● **WHAT YOU HAVE TO DO**
No pictures, nothing altered: return the data below.

● **RECORDS SHOWN**
────

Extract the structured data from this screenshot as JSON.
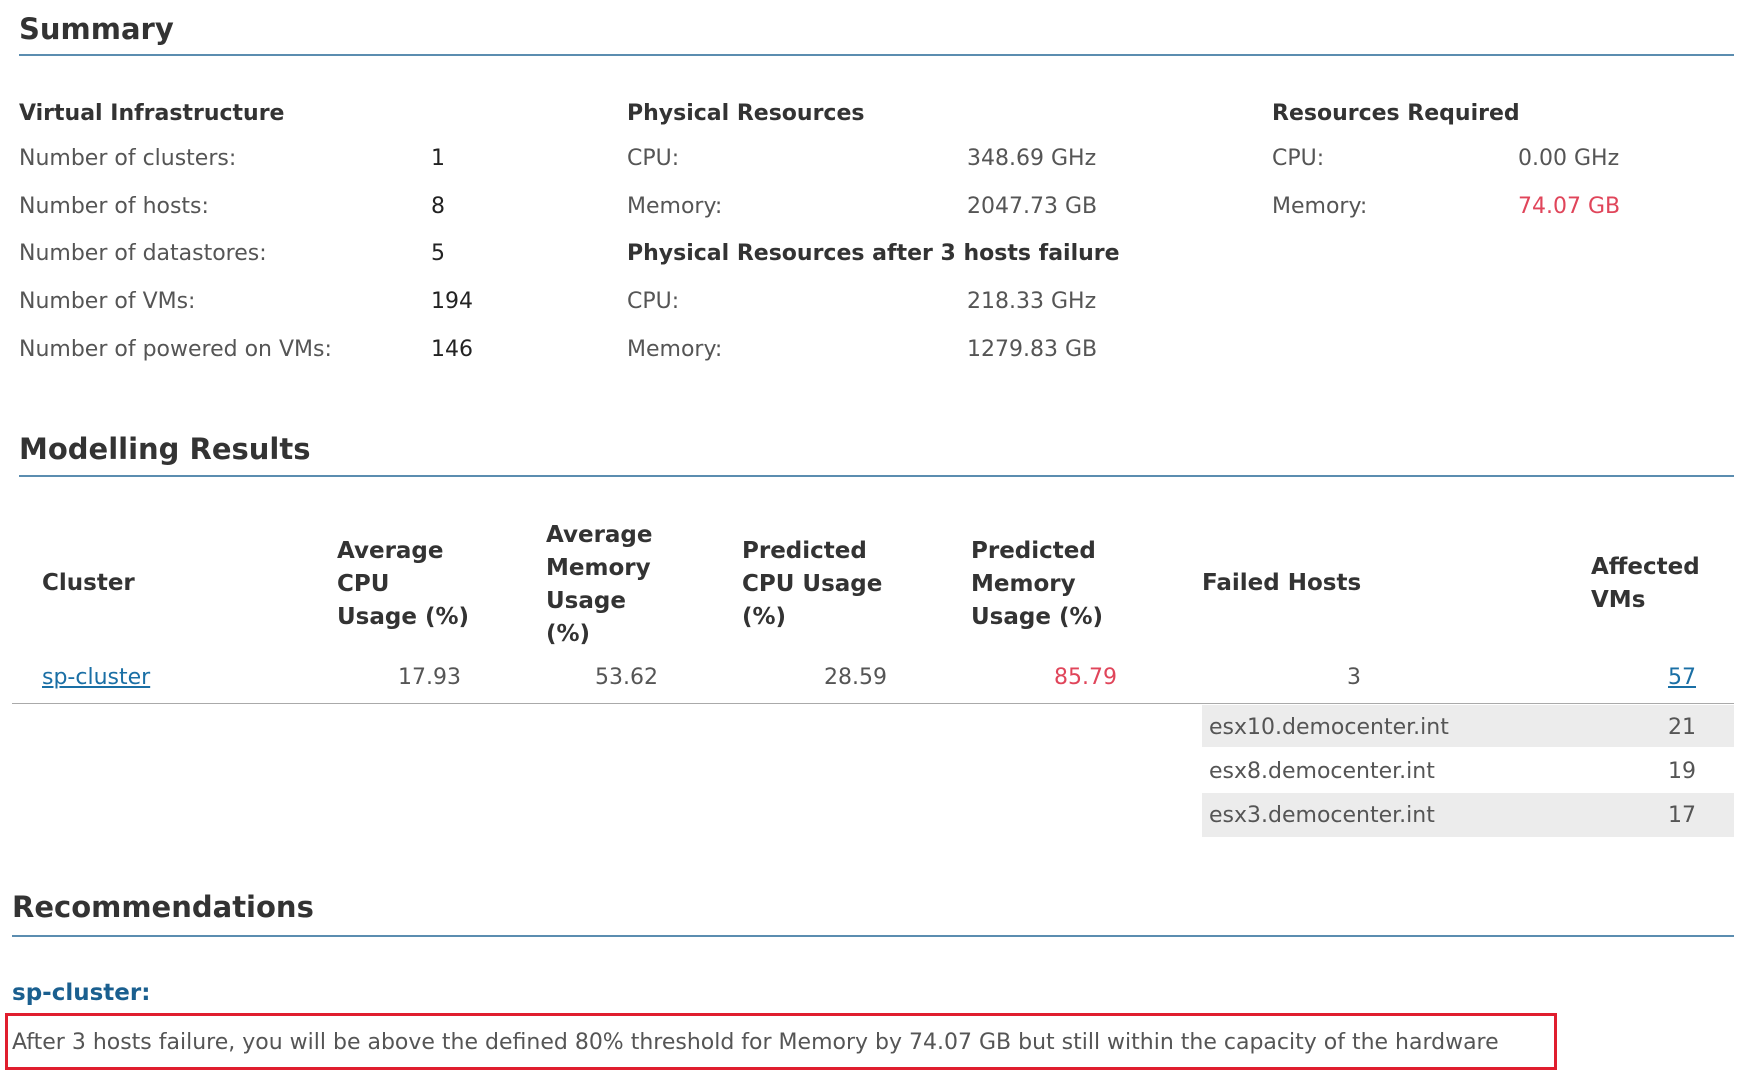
{
  "summary": {
    "title": "Summary",
    "virtual_infrastructure": {
      "heading": "Virtual Infrastructure",
      "rows": [
        {
          "label": "Number of clusters:",
          "value": "1"
        },
        {
          "label": "Number of hosts:",
          "value": "8"
        },
        {
          "label": "Number of datastores:",
          "value": "5"
        },
        {
          "label": "Number of VMs:",
          "value": "194"
        },
        {
          "label": "Number of powered on VMs:",
          "value": "146"
        }
      ]
    },
    "physical_resources": {
      "heading": "Physical Resources",
      "cpu_label": "CPU:",
      "cpu_value": "348.69 GHz",
      "memory_label": "Memory:",
      "memory_value": "2047.73 GB",
      "after_heading": "Physical Resources after  3 hosts failure",
      "after_cpu_label": "CPU:",
      "after_cpu_value": "218.33 GHz",
      "after_memory_label": "Memory:",
      "after_memory_value": "1279.83 GB"
    },
    "resources_required": {
      "heading": "Resources Required",
      "cpu_label": "CPU:",
      "cpu_value": "0.00 GHz",
      "memory_label": "Memory:",
      "memory_value": "74.07 GB"
    }
  },
  "modelling": {
    "title": "Modelling Results",
    "columns": {
      "cluster": "Cluster",
      "avg_cpu": [
        "Average",
        "CPU",
        "Usage (%)"
      ],
      "avg_mem": [
        "Average",
        "Memory",
        "Usage",
        "(%)"
      ],
      "pred_cpu": [
        "Predicted",
        "CPU Usage",
        "(%)"
      ],
      "pred_mem": [
        "Predicted",
        "Memory",
        "Usage (%)"
      ],
      "failed_hosts": "Failed Hosts",
      "affected_vms": [
        "Affected",
        "VMs"
      ]
    },
    "row": {
      "cluster": "sp-cluster",
      "avg_cpu": "17.93",
      "avg_mem": "53.62",
      "pred_cpu": "28.59",
      "pred_mem": "85.79",
      "failed_hosts": "3",
      "affected_vms": "57"
    },
    "hosts": [
      {
        "name": "esx10.democenter.int",
        "vms": "21"
      },
      {
        "name": "esx8.democenter.int",
        "vms": "19"
      },
      {
        "name": "esx3.democenter.int",
        "vms": "17"
      }
    ]
  },
  "recommendations": {
    "title": "Recommendations",
    "cluster_heading": "sp-cluster:",
    "message": "After 3 hosts failure, you will be above the defined  80% threshold for Memory by 74.07 GB but still within the capacity of the hardware"
  },
  "colors": {
    "accent_rule": "#5b8db0",
    "warning_red": "#e0455a",
    "highlight_box": "#e01e2e",
    "link_blue": "#1a6fa5"
  }
}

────

● **RESPONSE TO THE TASK**
Extract the structured data from this screenshot as JSON.
{
  "summary": {
    "title": "Summary",
    "virtual_infrastructure": {
      "heading": "Virtual Infrastructure",
      "rows": [
        {
          "label": "Number of clusters:",
          "value": "1"
        },
        {
          "label": "Number of hosts:",
          "value": "8"
        },
        {
          "label": "Number of datastores:",
          "value": "5"
        },
        {
          "label": "Number of VMs:",
          "value": "194"
        },
        {
          "label": "Number of powered on VMs:",
          "value": "146"
        }
      ]
    },
    "physical_resources": {
      "heading": "Physical Resources",
      "cpu_label": "CPU:",
      "cpu_value": "348.69 GHz",
      "memory_label": "Memory:",
      "memory_value": "2047.73 GB",
      "after_heading": "Physical Resources after  3 hosts failure",
      "after_cpu_label": "CPU:",
      "after_cpu_value": "218.33 GHz",
      "after_memory_label": "Memory:",
      "after_memory_value": "1279.83 GB"
    },
    "resources_required": {
      "heading": "Resources Required",
      "cpu_label": "CPU:",
      "cpu_value": "0.00 GHz",
      "memory_label": "Memory:",
      "memory_value": "74.07 GB"
    }
  },
  "modelling": {
    "title": "Modelling Results",
    "columns": {
      "cluster": "Cluster",
      "avg_cpu": [
        "Average",
        "CPU",
        "Usage (%)"
      ],
      "avg_mem": [
        "Average",
        "Memory",
        "Usage",
        "(%)"
      ],
      "pred_cpu": [
        "Predicted",
        "CPU Usage",
        "(%)"
      ],
      "pred_mem": [
        "Predicted",
        "Memory",
        "Usage (%)"
      ],
      "failed_hosts": "Failed Hosts",
      "affected_vms": [
        "Affected",
        "VMs"
      ]
    },
    "row": {
      "cluster": "sp-cluster",
      "avg_cpu": "17.93",
      "avg_mem": "53.62",
      "pred_cpu": "28.59",
      "pred_mem": "85.79",
      "failed_hosts": "3",
      "affected_vms": "57"
    },
    "hosts": [
      {
        "name": "esx10.democenter.int",
        "vms": "21"
      },
      {
        "name": "esx8.democenter.int",
        "vms": "19"
      },
      {
        "name": "esx3.democenter.int",
        "vms": "17"
      }
    ]
  },
  "recommendations": {
    "title": "Recommendations",
    "cluster_heading": "sp-cluster:",
    "message": "After 3 hosts failure, you will be above the defined  80% threshold for Memory by 74.07 GB but still within the capacity of the hardware"
  },
  "colors": {
    "accent_rule": "#5b8db0",
    "warning_red": "#e0455a",
    "highlight_box": "#e01e2e",
    "link_blue": "#1a6fa5"
  }
}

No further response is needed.